Start of Supplied entries

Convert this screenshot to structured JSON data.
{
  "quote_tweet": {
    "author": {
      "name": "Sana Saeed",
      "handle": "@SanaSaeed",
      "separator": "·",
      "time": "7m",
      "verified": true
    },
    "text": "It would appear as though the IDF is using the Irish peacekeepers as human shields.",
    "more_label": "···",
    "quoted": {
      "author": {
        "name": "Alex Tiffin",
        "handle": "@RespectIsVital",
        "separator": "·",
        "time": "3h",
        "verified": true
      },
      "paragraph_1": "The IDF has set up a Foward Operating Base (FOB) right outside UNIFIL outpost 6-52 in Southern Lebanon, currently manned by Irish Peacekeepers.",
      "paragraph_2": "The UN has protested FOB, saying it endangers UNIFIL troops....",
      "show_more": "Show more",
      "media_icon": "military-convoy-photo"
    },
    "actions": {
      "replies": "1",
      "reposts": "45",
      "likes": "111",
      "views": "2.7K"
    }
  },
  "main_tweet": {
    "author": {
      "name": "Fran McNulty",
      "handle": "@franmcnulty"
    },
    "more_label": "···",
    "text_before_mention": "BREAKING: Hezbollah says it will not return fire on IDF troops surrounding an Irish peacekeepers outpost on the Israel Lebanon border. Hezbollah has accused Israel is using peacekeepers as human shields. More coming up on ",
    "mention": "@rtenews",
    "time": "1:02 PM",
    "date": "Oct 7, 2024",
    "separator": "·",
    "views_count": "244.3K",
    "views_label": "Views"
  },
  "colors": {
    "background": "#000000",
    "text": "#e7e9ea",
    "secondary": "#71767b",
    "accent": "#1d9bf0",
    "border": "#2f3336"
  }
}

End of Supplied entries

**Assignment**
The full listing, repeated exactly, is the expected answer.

**Response for this exercise**
Convert this screenshot to structured JSON data.
{
  "quote_tweet": {
    "author": {
      "name": "Sana Saeed",
      "handle": "@SanaSaeed",
      "separator": "·",
      "time": "7m",
      "verified": true
    },
    "text": "It would appear as though the IDF is using the Irish peacekeepers as human shields.",
    "more_label": "···",
    "quoted": {
      "author": {
        "name": "Alex Tiffin",
        "handle": "@RespectIsVital",
        "separator": "·",
        "time": "3h",
        "verified": true
      },
      "paragraph_1": "The IDF has set up a Foward Operating Base (FOB) right outside UNIFIL outpost 6-52 in Southern Lebanon, currently manned by Irish Peacekeepers.",
      "paragraph_2": "The UN has protested FOB, saying it endangers UNIFIL troops....",
      "show_more": "Show more",
      "media_icon": "military-convoy-photo"
    },
    "actions": {
      "replies": "1",
      "reposts": "45",
      "likes": "111",
      "views": "2.7K"
    }
  },
  "main_tweet": {
    "author": {
      "name": "Fran McNulty",
      "handle": "@franmcnulty"
    },
    "more_label": "···",
    "text_before_mention": "BREAKING: Hezbollah says it will not return fire on IDF troops surrounding an Irish peacekeepers outpost on the Israel Lebanon border. Hezbollah has accused Israel is using peacekeepers as human shields. More coming up on ",
    "mention": "@rtenews",
    "time": "1:02 PM",
    "date": "Oct 7, 2024",
    "separator": "·",
    "views_count": "244.3K",
    "views_label": "Views"
  },
  "colors": {
    "background": "#000000",
    "text": "#e7e9ea",
    "secondary": "#71767b",
    "accent": "#1d9bf0",
    "border": "#2f3336"
  }
}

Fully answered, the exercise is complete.